The galleries were redone in 2002, so all the colors were chosen at the same time. Ms. Lippincott was looking for hues that would look beautiful together and bring out the best in the artworks. "I'’s a very modern space, so the wall colors couldn't look too historical overall," she said. The Scaife Galleries, shown here, house the museum's permanent collection. The starting point for this palette was the terrazzo floors, which were predominantly blue and gray in their mix. Those became the primary colors, with others playing off of them. Lippincott put up 20-30 color samples up on the wall. Eventually, those were narrowed down to 10-15 finalists before they began hanging paintings to see how they would look. Look at the graceful progression of blues, blue-greens, and grays from gallery to galler--a simple lesson in how to link rooms that open on to each other.
For the first galleries showing mainly 19th century pictures, a deeper color was chosen, one closer tonally to the palettes of the art. "We were trying to match the dark red color that was popular in picture galleries of that period. It contrasts beautifully with the large gold frames. It also works with the blues and grays of the other galleries." You don't need to own Whistler to use a color like thi--it's flattering to richer, earthier colors as well as golds.
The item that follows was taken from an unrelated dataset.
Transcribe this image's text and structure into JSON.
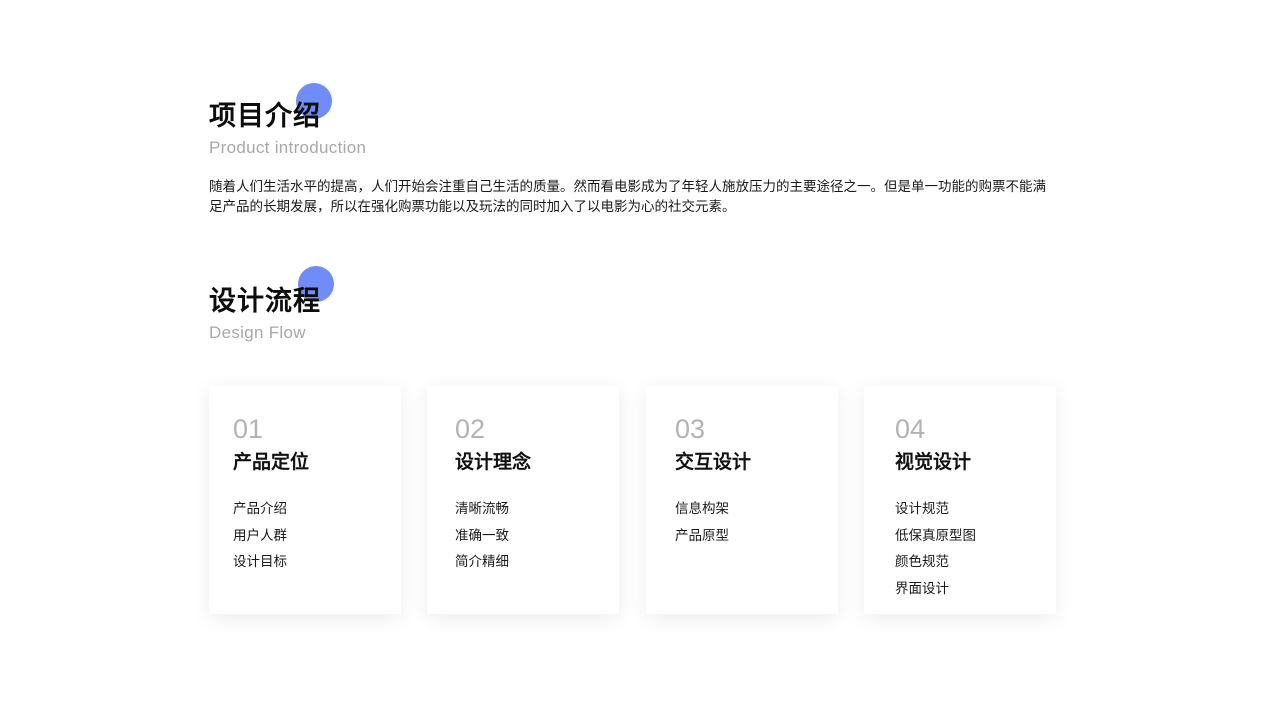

Moving into the 19th century, rooms are close to the classic Wedgwood Blue. Look how differently the artworks appear on this pale neutral as opposed to the dark brown.
The Impressionist room matches the sky in one of the paintings.
The palette moves from the darker colors of the earlier galleries until you hit the most modern areas of the museum. "As you move towards the 20th century, the colors get progressively lighter, with less blue in them, and more gray. Basically you progress from dark to light, from blue to gray to white."
20th Century galleries (not shown)
For more information, the museum’s website is: www.carnegiemuseums.org.